When the world seems more divided than ever, uniting generations within the workplace can create an advantage for your business.
Every night, I turn on the news and hear how we are more divided than ever. But, when I enter my office each morning, I walk past five generations of colleagues — all working together with remarkable levels of collaboration and focus, each bringing the insights and expertise unique to their individual experiences while also representative of their generation.
As a trendspotter, I see this as a new reality, empowering brands and businesses smart enough to recognize and leverage it. With a wider breadth of talent in the workforce than ever, companies have access to an incredible array of skills and knowledge, which is great news. As the business landscape continues to accelerate, we will need them all.
But that doesn’t mean organizations have a handle on managing this diversity, much less leveraging it for competitive advantage.
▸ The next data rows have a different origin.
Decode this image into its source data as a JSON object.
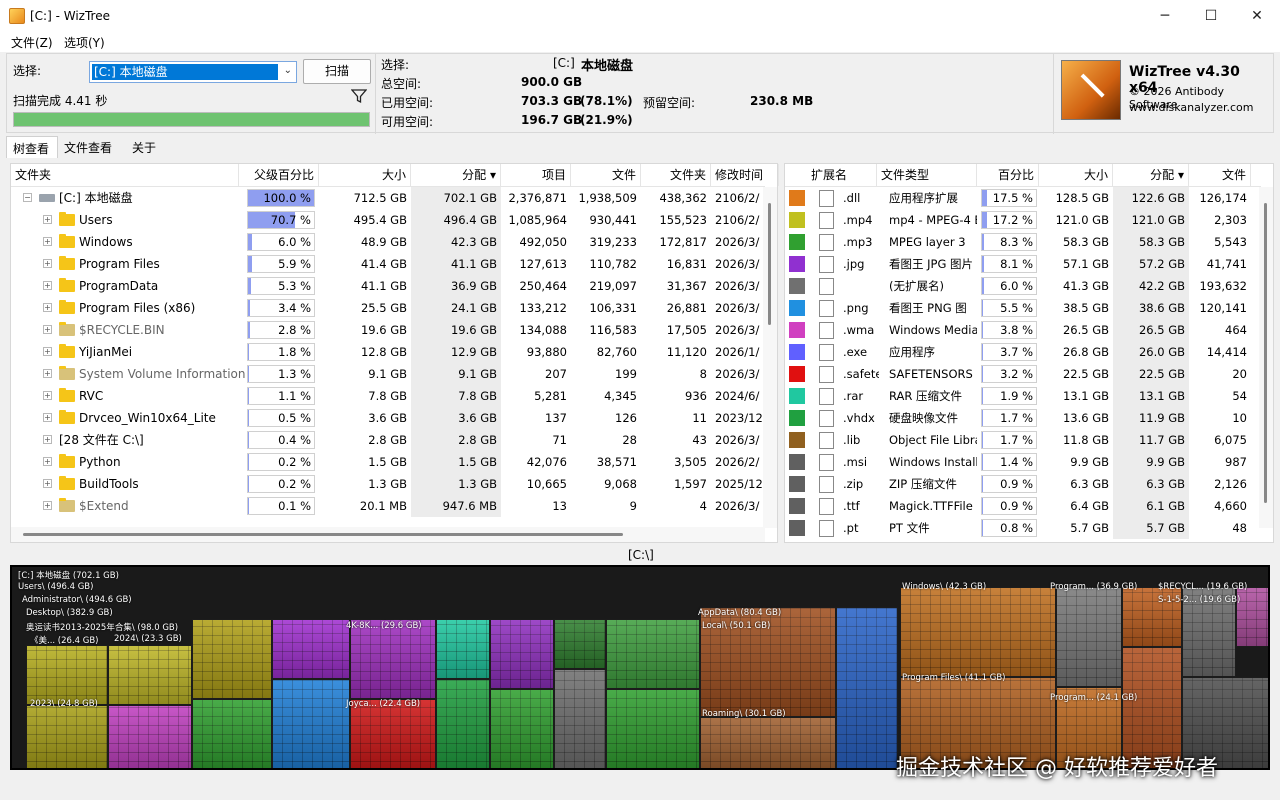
{
  "window": {
    "title": "[C:] - WizTree",
    "controls": [
      "─",
      "☐",
      "✕"
    ]
  },
  "menu": [
    "文件(Z)",
    "选项(Y)"
  ],
  "scan": {
    "select_label": "选择:",
    "drive": "[C:] 本地磁盘",
    "button": "扫描",
    "status": "扫描完成 4.41 秒",
    "progress": 1.0
  },
  "info": {
    "select_label": "选择:",
    "select_drive": "[C:]",
    "select_name": "本地磁盘",
    "total_label": "总空间:",
    "total": "900.0 GB",
    "used_label": "已用空间:",
    "used": "703.3 GB",
    "used_pct": "(78.1%)",
    "reserved_label": "预留空间:",
    "reserved": "230.8 MB",
    "free_label": "可用空间:",
    "free": "196.7 GB",
    "free_pct": "(21.9%)"
  },
  "logo": {
    "title": "WizTree v4.30 x64",
    "copyright": "© 2026 Antibody Software",
    "site": "www.diskanalyzer.com"
  },
  "tabs": [
    "树查看",
    "文件查看",
    "关于"
  ],
  "tree": {
    "headers": [
      "文件夹",
      "父级百分比",
      "大小",
      "分配",
      "项目",
      "文件",
      "文件夹",
      "修改时间"
    ],
    "rows": [
      {
        "name": "[C:] 本地磁盘",
        "icon": "drive",
        "level": 0,
        "expander": "−",
        "pct": "100.0 %",
        "pctv": 1.0,
        "size": "712.5 GB",
        "alloc": "702.1 GB",
        "items": "2,376,871",
        "files": "1,938,509",
        "folders": "438,362",
        "mod": "2106/2/"
      },
      {
        "name": "Users",
        "icon": "folder",
        "level": 1,
        "expander": "+",
        "pct": "70.7 %",
        "pctv": 0.707,
        "size": "495.4 GB",
        "alloc": "496.4 GB",
        "items": "1,085,964",
        "files": "930,441",
        "folders": "155,523",
        "mod": "2106/2/"
      },
      {
        "name": "Windows",
        "icon": "folder",
        "level": 1,
        "expander": "+",
        "pct": "6.0 %",
        "pctv": 0.06,
        "size": "48.9 GB",
        "alloc": "42.3 GB",
        "items": "492,050",
        "files": "319,233",
        "folders": "172,817",
        "mod": "2026/3/"
      },
      {
        "name": "Program Files",
        "icon": "folder",
        "level": 1,
        "expander": "+",
        "pct": "5.9 %",
        "pctv": 0.059,
        "size": "41.4 GB",
        "alloc": "41.1 GB",
        "items": "127,613",
        "files": "110,782",
        "folders": "16,831",
        "mod": "2026/3/"
      },
      {
        "name": "ProgramData",
        "icon": "folder",
        "level": 1,
        "expander": "+",
        "pct": "5.3 %",
        "pctv": 0.053,
        "size": "41.1 GB",
        "alloc": "36.9 GB",
        "items": "250,464",
        "files": "219,097",
        "folders": "31,367",
        "mod": "2026/3/"
      },
      {
        "name": "Program Files (x86)",
        "icon": "folder",
        "level": 1,
        "expander": "+",
        "pct": "3.4 %",
        "pctv": 0.034,
        "size": "25.5 GB",
        "alloc": "24.1 GB",
        "items": "133,212",
        "files": "106,331",
        "folders": "26,881",
        "mod": "2026/3/"
      },
      {
        "name": "$RECYCLE.BIN",
        "icon": "gear",
        "level": 1,
        "expander": "+",
        "pct": "2.8 %",
        "pctv": 0.028,
        "size": "19.6 GB",
        "alloc": "19.6 GB",
        "items": "134,088",
        "files": "116,583",
        "folders": "17,505",
        "mod": "2026/3/",
        "gray": true
      },
      {
        "name": "YiJianMei",
        "icon": "folder",
        "level": 1,
        "expander": "+",
        "pct": "1.8 %",
        "pctv": 0.018,
        "size": "12.8 GB",
        "alloc": "12.9 GB",
        "items": "93,880",
        "files": "82,760",
        "folders": "11,120",
        "mod": "2026/1/"
      },
      {
        "name": "System Volume Information",
        "icon": "gear",
        "level": 1,
        "expander": "+",
        "pct": "1.3 %",
        "pctv": 0.013,
        "size": "9.1 GB",
        "alloc": "9.1 GB",
        "items": "207",
        "files": "199",
        "folders": "8",
        "mod": "2026/3/",
        "gray": true
      },
      {
        "name": "RVC",
        "icon": "folder",
        "level": 1,
        "expander": "+",
        "pct": "1.1 %",
        "pctv": 0.011,
        "size": "7.8 GB",
        "alloc": "7.8 GB",
        "items": "5,281",
        "files": "4,345",
        "folders": "936",
        "mod": "2024/6/"
      },
      {
        "name": "Drvceo_Win10x64_Lite",
        "icon": "folder",
        "level": 1,
        "expander": "+",
        "pct": "0.5 %",
        "pctv": 0.005,
        "size": "3.6 GB",
        "alloc": "3.6 GB",
        "items": "137",
        "files": "126",
        "folders": "11",
        "mod": "2023/12"
      },
      {
        "name": "[28 文件在 C:\\]",
        "icon": "none",
        "level": 1,
        "expander": "+",
        "pct": "0.4 %",
        "pctv": 0.004,
        "size": "2.8 GB",
        "alloc": "2.8 GB",
        "items": "71",
        "files": "28",
        "folders": "43",
        "mod": "2026/3/"
      },
      {
        "name": "Python",
        "icon": "folder",
        "level": 1,
        "expander": "+",
        "pct": "0.2 %",
        "pctv": 0.002,
        "size": "1.5 GB",
        "alloc": "1.5 GB",
        "items": "42,076",
        "files": "38,571",
        "folders": "3,505",
        "mod": "2026/2/"
      },
      {
        "name": "BuildTools",
        "icon": "folder",
        "level": 1,
        "expander": "+",
        "pct": "0.2 %",
        "pctv": 0.002,
        "size": "1.3 GB",
        "alloc": "1.3 GB",
        "items": "10,665",
        "files": "9,068",
        "folders": "1,597",
        "mod": "2025/12"
      },
      {
        "name": "$Extend",
        "icon": "gear",
        "level": 1,
        "expander": "+",
        "pct": "0.1 %",
        "pctv": 0.001,
        "size": "20.1 MB",
        "alloc": "947.6 MB",
        "items": "13",
        "files": "9",
        "folders": "4",
        "mod": "2026/3/",
        "gray": true
      }
    ]
  },
  "ext": {
    "headers": [
      "扩展名",
      "文件类型",
      "百分比",
      "大小",
      "分配",
      "文件"
    ],
    "rows": [
      {
        "color": "#e07a1a",
        "ext": ".dll",
        "type": "应用程序扩展",
        "pct": "17.5 %",
        "pctv": 0.175,
        "size": "128.5 GB",
        "alloc": "122.6 GB",
        "files": "126,174"
      },
      {
        "color": "#c0c020",
        "ext": ".mp4",
        "type": "mp4 - MPEG-4 E",
        "pct": "17.2 %",
        "pctv": 0.172,
        "size": "121.0 GB",
        "alloc": "121.0 GB",
        "files": "2,303"
      },
      {
        "color": "#30a030",
        "ext": ".mp3",
        "type": "MPEG layer 3",
        "pct": "8.3 %",
        "pctv": 0.083,
        "size": "58.3 GB",
        "alloc": "58.3 GB",
        "files": "5,543"
      },
      {
        "color": "#9030d0",
        "ext": ".jpg",
        "type": "看图王 JPG 图片",
        "pct": "8.1 %",
        "pctv": 0.081,
        "size": "57.1 GB",
        "alloc": "57.2 GB",
        "files": "41,741"
      },
      {
        "color": "#707070",
        "ext": "",
        "type": "(无扩展名)",
        "pct": "6.0 %",
        "pctv": 0.06,
        "size": "41.3 GB",
        "alloc": "42.2 GB",
        "files": "193,632"
      },
      {
        "color": "#2090e0",
        "ext": ".png",
        "type": "看图王 PNG 图",
        "pct": "5.5 %",
        "pctv": 0.055,
        "size": "38.5 GB",
        "alloc": "38.6 GB",
        "files": "120,141"
      },
      {
        "color": "#d040c0",
        "ext": ".wma",
        "type": "Windows Media",
        "pct": "3.8 %",
        "pctv": 0.038,
        "size": "26.5 GB",
        "alloc": "26.5 GB",
        "files": "464"
      },
      {
        "color": "#6060ff",
        "ext": ".exe",
        "type": "应用程序",
        "pct": "3.7 %",
        "pctv": 0.037,
        "size": "26.8 GB",
        "alloc": "26.0 GB",
        "files": "14,414"
      },
      {
        "color": "#e01010",
        "ext": ".safete",
        "type": "SAFETENSORS 文",
        "pct": "3.2 %",
        "pctv": 0.032,
        "size": "22.5 GB",
        "alloc": "22.5 GB",
        "files": "20"
      },
      {
        "color": "#20c8a0",
        "ext": ".rar",
        "type": "RAR 压缩文件",
        "pct": "1.9 %",
        "pctv": 0.019,
        "size": "13.1 GB",
        "alloc": "13.1 GB",
        "files": "54"
      },
      {
        "color": "#20a040",
        "ext": ".vhdx",
        "type": "硬盘映像文件",
        "pct": "1.7 %",
        "pctv": 0.017,
        "size": "13.6 GB",
        "alloc": "11.9 GB",
        "files": "10"
      },
      {
        "color": "#906020",
        "ext": ".lib",
        "type": "Object File Libra",
        "pct": "1.7 %",
        "pctv": 0.017,
        "size": "11.8 GB",
        "alloc": "11.7 GB",
        "files": "6,075"
      },
      {
        "color": "#606060",
        "ext": ".msi",
        "type": "Windows Installe",
        "pct": "1.4 %",
        "pctv": 0.014,
        "size": "9.9 GB",
        "alloc": "9.9 GB",
        "files": "987"
      },
      {
        "color": "#606060",
        "ext": ".zip",
        "type": "ZIP 压缩文件",
        "pct": "0.9 %",
        "pctv": 0.009,
        "size": "6.3 GB",
        "alloc": "6.3 GB",
        "files": "2,126"
      },
      {
        "color": "#606060",
        "ext": ".ttf",
        "type": "Magick.TTFFile",
        "pct": "0.9 %",
        "pctv": 0.009,
        "size": "6.4 GB",
        "alloc": "6.1 GB",
        "files": "4,660"
      },
      {
        "color": "#606060",
        "ext": ".pt",
        "type": "PT 文件",
        "pct": "0.8 %",
        "pctv": 0.008,
        "size": "5.7 GB",
        "alloc": "5.7 GB",
        "files": "48"
      }
    ]
  },
  "path_label": "[C:\\]",
  "treemap": {
    "labels": [
      "[C:] 本地磁盘 (702.1 GB)",
      "Users\\ (496.4 GB)",
      "Administrator\\ (494.6 GB)",
      "Desktop\\ (382.9 GB)",
      "奥运读书2013-2025年合集\\ (98.0 GB)",
      "《美... (26.4 GB)",
      "2024\\ (23.3 GB)",
      "2023\\ (24.8 GB)",
      "4K-8K... (29.6 GB)",
      "Joyca... (22.4 GB)",
      "AppData\\ (80.4 GB)",
      "Local\\ (50.1 GB)",
      "Roaming\\ (30.1 GB)",
      "Windows\\ (42.3 GB)",
      "Program Files\\ (41.1 GB)",
      "Program... (36.9 GB)",
      "Program... (24.1 GB)",
      "$RECYCL... (19.6 GB)",
      "S-1-5-2... (19.6 GB)"
    ]
  },
  "watermark": "掘金技术社区 @ 好软推荐爱好者"
}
Suffice to say: This is no time for a set-it-and-forget-it management style. Understanding the attributes of each generation will help organizations harness their different styles and insights to engage brands’ ever-widening audiences.
Employees born in the 1940s came of age in the 1950s and early ’60s, at a time of organizational hierarchies and monolithic media. Many managers mistakenly assume they are frozen in that mindset. These are highly skilled employees, not mastodons! They have a tremendous ability to understand complex structures and objectives; an ear for sweeping, emotionally connecting narratives that unite rather than divide; and an admirable ability to not sweat the small stuff.
Employees born in the 1950s were shaped by intense innovation, from the postwar space race to Beatlemania to the civil rights, antiwar and women’s movements. They know the value not only of structure but also of rebelling against it. They have a knack for being able to question authority and, simultaneously, to be authoritative. This is a great gift in an age where brand narratives have to convince, engage and innovate.
Employees born in the 1960s formed their earliest memories during the time when cultural traumas like assassinations, protests, war, impeachment and riots shook the nuclear family. They experienced the rise of everything from disco, punk and hip-hop to hippies, preppies and yuppies to the drug culture and the war on drugs. This group gets the promise, excitement and power of participation and transformation on a more personal level. They have respect for sustained effort and the rebelliousness to know when and how to shake things up.
Employees born in the 1970s — the grouchy pragmatists of Generation X — got invited to the party after everyone left, then were asked to clean up. The least sentimental, they are also the most resourceful. They bring a healthy dose of skepticism and a results-focused appreciation of what works. Gen Xers went to college before email and the internet but adapted quickly, pulling themselves out of the dire job market of the early 1990s and sparking the dot-com boom. When it went bust, it reinforced their cynicism while strengthening their sense of possibility. They are level-headed managers and bridge-builders among all generations.
Employees born in the 1980s — aka millennials — have been terribly maligned. The stereotypes about managing them are too tired to repeat and largely untrue. Many experienced 9/11 in their early teens and entered the workforce at the height of the financial crisis. And I am here to tell you: Thank goodness they arrived when they did. We desperately needed their hyper-connected, open-minded and almost surreally confident energy to help move us forward. They have an intuitive facility for connection; a second-nature command of digital, mobile and social; and a healthy aversion to cumbersome structures.
Employees born in the 1990s — Generation Z — are now starting their careers. Like their grandparents, with whom they often are close, they have come of age in a time of war as the norm and a sluggish rebound from a financial crisis. They see digital as a tool (professional and social) to facilitate connection, often more in the real world than on social media. Empathetic and accepting, they are natural collaborators and realistic about challenges. Gen Zers represent some of the best of each previous generation—but they are, of course, very young and need the guidance and insights that all those generations can offer.
Just thinking about the strengths of each makes me excited for the possibilities of multigenerational mentorship and collaboration. If I could build a five-member dream team for communications today that could quickly implement and adapt to all the facets of agile PR, I couldn’t do better than one member from each generation. Lucky for everybody, they are all already here — and prepared to collaborate.